# WORKING DATA
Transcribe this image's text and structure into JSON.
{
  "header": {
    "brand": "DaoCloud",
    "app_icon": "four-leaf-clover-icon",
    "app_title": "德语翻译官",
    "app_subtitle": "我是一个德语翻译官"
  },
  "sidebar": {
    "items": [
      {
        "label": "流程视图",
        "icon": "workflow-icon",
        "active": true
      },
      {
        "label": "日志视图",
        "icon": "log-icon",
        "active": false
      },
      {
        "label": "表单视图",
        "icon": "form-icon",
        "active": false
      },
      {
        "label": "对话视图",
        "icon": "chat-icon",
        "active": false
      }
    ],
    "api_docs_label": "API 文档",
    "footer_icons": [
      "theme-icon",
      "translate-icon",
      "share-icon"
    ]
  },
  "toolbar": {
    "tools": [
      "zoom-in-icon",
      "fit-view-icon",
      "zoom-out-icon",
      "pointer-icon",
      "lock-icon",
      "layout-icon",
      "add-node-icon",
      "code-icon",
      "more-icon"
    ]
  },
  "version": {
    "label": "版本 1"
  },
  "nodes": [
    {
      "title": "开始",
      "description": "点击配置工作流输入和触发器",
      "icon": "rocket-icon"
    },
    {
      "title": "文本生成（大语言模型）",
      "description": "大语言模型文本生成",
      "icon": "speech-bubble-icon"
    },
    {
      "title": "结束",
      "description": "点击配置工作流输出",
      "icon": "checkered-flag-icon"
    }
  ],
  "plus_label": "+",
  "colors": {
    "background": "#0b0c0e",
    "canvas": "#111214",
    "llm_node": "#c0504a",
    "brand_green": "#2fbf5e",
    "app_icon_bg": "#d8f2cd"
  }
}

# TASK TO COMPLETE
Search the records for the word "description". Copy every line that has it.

# RESULT BELOW
      "description": "点击配置工作流输入和触发器",
      "description": "大语言模型文本生成",
      "description": "点击配置工作流输出",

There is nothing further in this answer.